◆ **Problem to work on**: Each line below that carries the string "Include" must appear in the answer.
# # # #
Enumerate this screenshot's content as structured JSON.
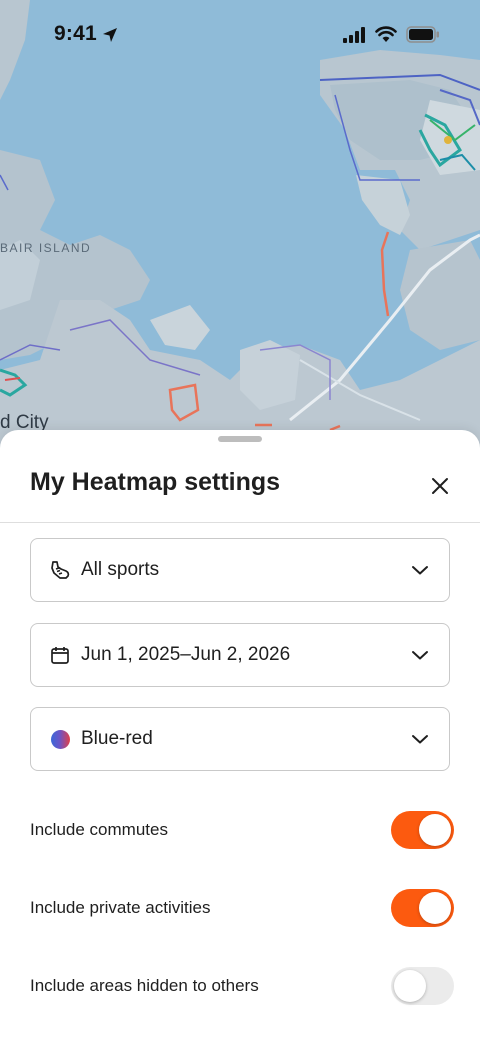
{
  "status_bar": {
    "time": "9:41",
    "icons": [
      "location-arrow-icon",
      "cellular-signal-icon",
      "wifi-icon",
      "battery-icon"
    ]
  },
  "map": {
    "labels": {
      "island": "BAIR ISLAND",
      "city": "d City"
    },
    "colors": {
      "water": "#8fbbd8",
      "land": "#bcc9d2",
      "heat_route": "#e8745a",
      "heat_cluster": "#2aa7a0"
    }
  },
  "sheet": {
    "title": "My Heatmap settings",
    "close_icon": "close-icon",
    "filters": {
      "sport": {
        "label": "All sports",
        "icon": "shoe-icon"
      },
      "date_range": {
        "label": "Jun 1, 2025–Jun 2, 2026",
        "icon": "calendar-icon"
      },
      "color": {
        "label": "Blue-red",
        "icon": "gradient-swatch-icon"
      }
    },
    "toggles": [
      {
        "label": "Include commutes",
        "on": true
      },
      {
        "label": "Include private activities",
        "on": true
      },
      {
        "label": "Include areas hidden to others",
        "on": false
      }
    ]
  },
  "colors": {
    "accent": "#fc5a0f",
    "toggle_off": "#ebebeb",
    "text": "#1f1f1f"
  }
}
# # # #
◆ **Written response**:
        "label": "Include commutes",
        "label": "Include private activities",
        "label": "Include areas hidden to others",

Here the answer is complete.